The District Court Judge in Green concluded that although her decision did not rest on the constitutional implications of a conviction-prone guilt-phase jury, “it surely affects my obligations as a trial judge. Death penalty qualification hinders my responsibility to facilitate, to the best of my ability, a fair trial on guilt. It provides an additional ‘good cause’ justifying bifurcating the juries in the trials of the capital defendants before me.” (United States v. Green, supra, 343 F.Supp.2d at p. 35.)
That is precisely the analysis and conclusion Mr. Peterson advocates in this case. Through whichever lens is viewed, the use a death-qualified jury to determine whether he was guilty or innocent most certainly deprived him of a fair trial.
Lastly, this Court can rule that the California Constitution does not permit death-qualifying guilt phase jury because the process infringes the defendant’s right to an impartial jury. Although, admittedly, numerous California Supreme Court decisions have rejected that argument, a closer reading of those opinions - including a historical tracing of the precedent cited - reveals that in fact the seminal California decision of Hovey v. Superior Court, supra, 28 Cal.3d 1, did not actually discuss the constitutional issue on its merit but found instead that the evidence submitted was not sufficient to sustain the claim. Thus California decisions instead rely upon Lockhart for the “impartiality” aspect of the analysis. Therefore, given that the data now available establishes that a death-qualified jury is conviction-prone, and given the recent and growing awareness of substantial defects in the adjudication of guilt or innocence in capital cases, this Court can find that the California Constitution does not permit death qualification of the guilt jury, and that Mr. Peterson is therefore entitled to a new trial before a separate, non-death-qualified guilt phase jury.

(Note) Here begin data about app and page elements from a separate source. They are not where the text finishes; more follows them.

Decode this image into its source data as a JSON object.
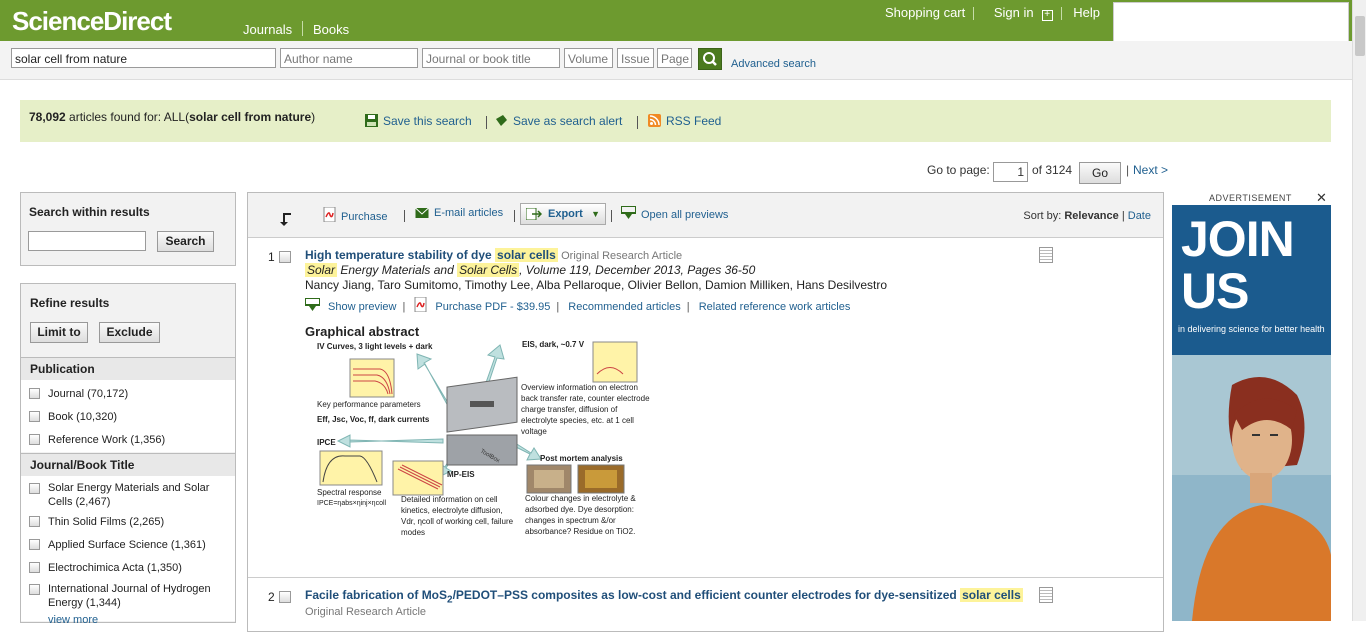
{
  "header": {
    "logo": "ScienceDirect",
    "nav": [
      "Journals",
      "Books"
    ],
    "links": [
      "Shopping cart",
      "Sign in",
      "Help"
    ]
  },
  "search": {
    "query": "solar cell from nature",
    "author_placeholder": "Author name",
    "journal_placeholder": "Journal or book title",
    "volume_placeholder": "Volume",
    "issue_placeholder": "Issue",
    "page_placeholder": "Page",
    "advanced": "Advanced search"
  },
  "results_bar": {
    "count": "78,092",
    "found_text": " articles found for: ALL(",
    "query_bold": "solar cell from nature",
    "close_paren": ")",
    "save_search": "Save this search",
    "save_alert": "Save as search alert",
    "rss": "RSS Feed"
  },
  "pager": {
    "label": "Go to page:",
    "current": "1",
    "of_total": "of 3124",
    "go": "Go",
    "next": "Next >"
  },
  "sidebar": {
    "search_within_title": "Search within results",
    "search_button": "Search",
    "refine_title": "Refine results",
    "limit_button": "Limit to",
    "exclude_button": "Exclude",
    "publication_title": "Publication",
    "publication": [
      "Journal (70,172)",
      "Book (10,320)",
      "Reference Work (1,356)"
    ],
    "jb_title": "Journal/Book Title",
    "jb_items": [
      "Solar Energy Materials and Solar Cells (2,467)",
      "Thin Solid Films (2,265)",
      "Applied Surface Science (1,361)",
      "Electrochimica Acta (1,350)",
      "International Journal of Hydrogen Energy (1,344)"
    ],
    "view_more": "view more"
  },
  "toolbar": {
    "purchase": "Purchase",
    "email": "E-mail articles",
    "export": "Export",
    "open_previews": "Open all previews",
    "sort_label": "Sort by: ",
    "sort_relevance": "Relevance",
    "sort_sep": " | ",
    "sort_date": "Date"
  },
  "results": [
    {
      "num": "1",
      "title_pre": "High temperature stability of dye ",
      "title_hl": "solar cells",
      "type": "Original Research Article",
      "journal_hl1": "Solar",
      "journal_mid": " Energy Materials and ",
      "journal_hl2": "Solar Cells",
      "journal_post": ", Volume 119, December 2013, Pages 36-50",
      "authors": "Nancy Jiang, Taro Sumitomo, Timothy Lee, Alba Pellaroque, Olivier Bellon, Damion Milliken, Hans Desilvestro",
      "show_preview": "Show preview",
      "purchase_pdf": "Purchase PDF - $39.95",
      "recommended": "Recommended articles",
      "related": "Related reference work articles",
      "ga_heading": "Graphical abstract",
      "ga_text": {
        "iv": "IV Curves, 3 light levels + dark",
        "eis": "EIS, dark, ~0.7 V",
        "overview": "Overview information on electron back transfer rate, counter electrode charge transfer, diffusion of electrolyte species, etc. at 1 cell voltage",
        "kpp": "Key performance parameters",
        "eff": "Eff, Jsc, Voc, ff, dark currents",
        "ipce": "IPCE",
        "mpeis": "MP-EIS",
        "pma": "Post mortem analysis",
        "spectral": "Spectral response",
        "ipce_eq": "IPCE=ηabs×ηinj×ηcoll",
        "detailed": "Detailed information on cell kinetics, electrolyte diffusion, Vdr, ηcoll of working cell, failure modes",
        "colour": "Colour changes in electrolyte & adsorbed dye. Dye desorption: changes in spectrum &/or absorbance? Residue on TiO2.",
        "toolbox": "ToolBox"
      }
    },
    {
      "num": "2",
      "title_pre": "Facile fabrication of MoS",
      "title_sub": "2",
      "title_mid": "/PEDOT–PSS composites as low-cost and efficient counter electrodes for dye-sensitized ",
      "title_hl": "solar cells",
      "type": "Original Research Article"
    }
  ],
  "ad": {
    "label": "ADVERTISEMENT",
    "close": "✕",
    "big": "JOIN US",
    "small": "in delivering science for better health"
  },
  "colors": {
    "brand_green": "#6d9a2f",
    "result_bar": "#e6efc8",
    "link": "#1f5f8f",
    "highlight": "#fdf39a",
    "ad_blue": "#1b5b8e"
  }
}
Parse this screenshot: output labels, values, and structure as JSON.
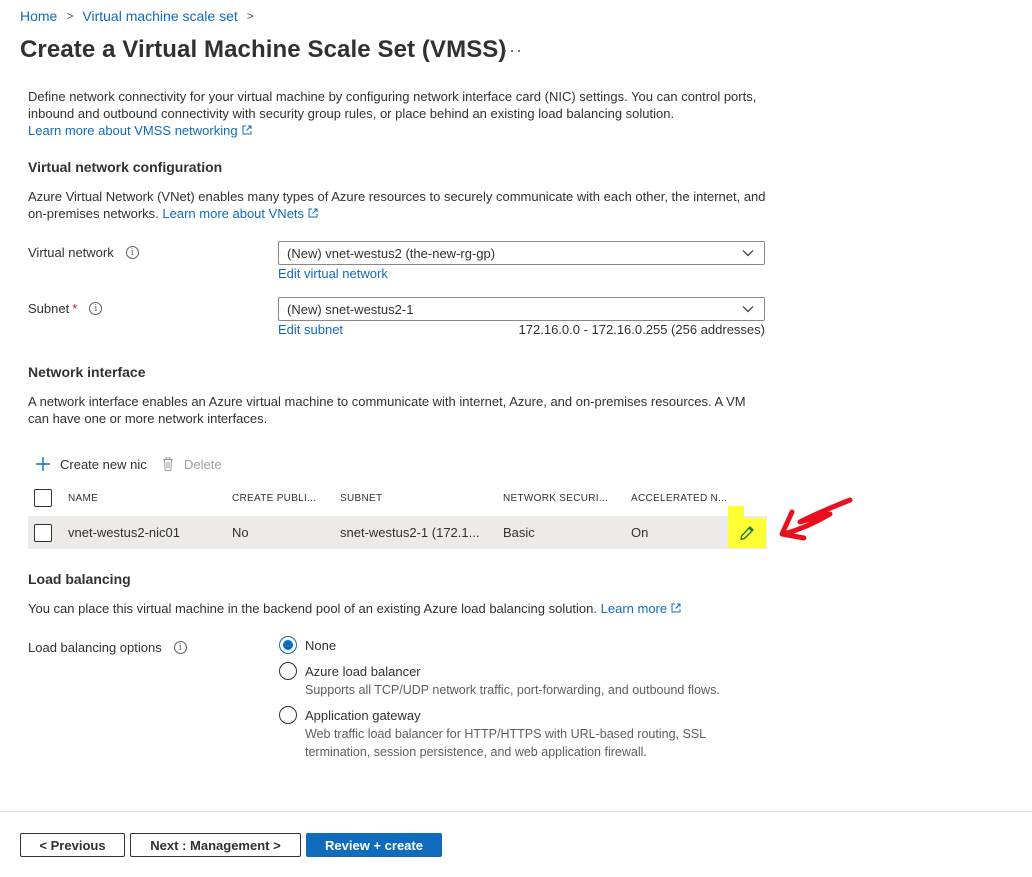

For all the above reasons, viewed separately and cumulatively, defendant Scott Lee Peterson respectfully requests a new trial.
Dated: February 25, 2005
GERAGOS & GERAGOS
MARK J. GERAGOS
Attorney for Defendant
SCOTT LEE PETERSON